Yesterday I decided to compile my current project in windows. I didn't know if it was going to bring me too much trouble, as it was the first time I developed in one platform (mac) and then compiled for another (windows). So I turned on my old laptop, opened visual C and created a new Win32 Console application (as here in the mac version I'm creating a simple binary which you can execute from a terminal window).
I downloaded fmod's pack for having the .lib and the .dll, and then I realized that the graphics framework I was using, glfw, didn't provide a precompiled .lib or .dll, so I had to compile it. Luckily, there was a makefile for visual C so I didn't had to figure anything (I am quite bad trying to do build scripts).
Once I discovered that I didn't had the appropriate enviroment variables set up for using visual c from command line, I remembered there was a .bat file called vcvars.bat or something like that, which prepares all the paths and routes so you can start running nmake without any problem. So, I executed that makefile.vc and I got my glfw dll and lib, next step was adding the .lib to the project and trying to compile.
But I had forgotten to add two important libraries: opengl32.lib and glu32.lib, which are the equivalent to mac's OpenGL.framework. So I added them and then it compiled perfectly without no errors!
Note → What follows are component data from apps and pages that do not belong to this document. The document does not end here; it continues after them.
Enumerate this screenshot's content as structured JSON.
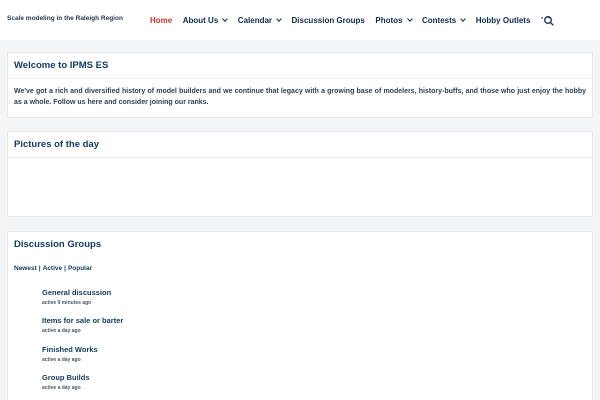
{
  "header": {
    "tagline": "Scale modeling in the Raleigh Region",
    "nav": [
      {
        "label": "Home",
        "active": true,
        "dropdown": false
      },
      {
        "label": "About Us",
        "active": false,
        "dropdown": true
      },
      {
        "label": "Calendar",
        "active": false,
        "dropdown": true
      },
      {
        "label": "Discussion Groups",
        "active": false,
        "dropdown": false
      },
      {
        "label": "Photos",
        "active": false,
        "dropdown": true
      },
      {
        "label": "Contests",
        "active": false,
        "dropdown": true
      },
      {
        "label": "Hobby Outlets",
        "active": false,
        "dropdown": false
      }
    ],
    "more_label": "···",
    "search_icon": "search-icon"
  },
  "welcome": {
    "title": "Welcome to IPMS ES",
    "text": "We've got a rich and diversified history of model builders and we continue that legacy with a growing base of modelers, history-buffs, and those who just enjoy the hobby as a whole. Follow us here and  consider joining our ranks."
  },
  "pictures": {
    "title": "Pictures of the day"
  },
  "discussion": {
    "title": "Discussion Groups",
    "filters": [
      "Newest",
      "Active",
      "Popular"
    ],
    "filter_separator": "|",
    "groups": [
      {
        "title": "General discussion",
        "activity": "active 9 minutes ago"
      },
      {
        "title": "Items for sale or barter",
        "activity": "active a day ago"
      },
      {
        "title": "Finished Works",
        "activity": "active a day ago"
      },
      {
        "title": "Group Builds",
        "activity": "active a day ago"
      }
    ]
  },
  "colors": {
    "accent": "#c0392b",
    "nav_text": "#0f2d4d",
    "heading": "#123a5e",
    "background": "#f4f5f7"
  }
}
Demo ran smoothly and as expected... no need to change anything in the code (as all the window initialization is done via glfw's functions, and fmod is multiplatform).
Only difference is that for windows I use dll's so the final executable size is smaller, while in the mac version everything gets statically linked and thus the size of the exe is way bigger (let's say ~750 kb for mac, ~150 for windows). But I prefer to have it statically for demos... that way there's no possibility of forgetting a dll when submitting for a compo! :D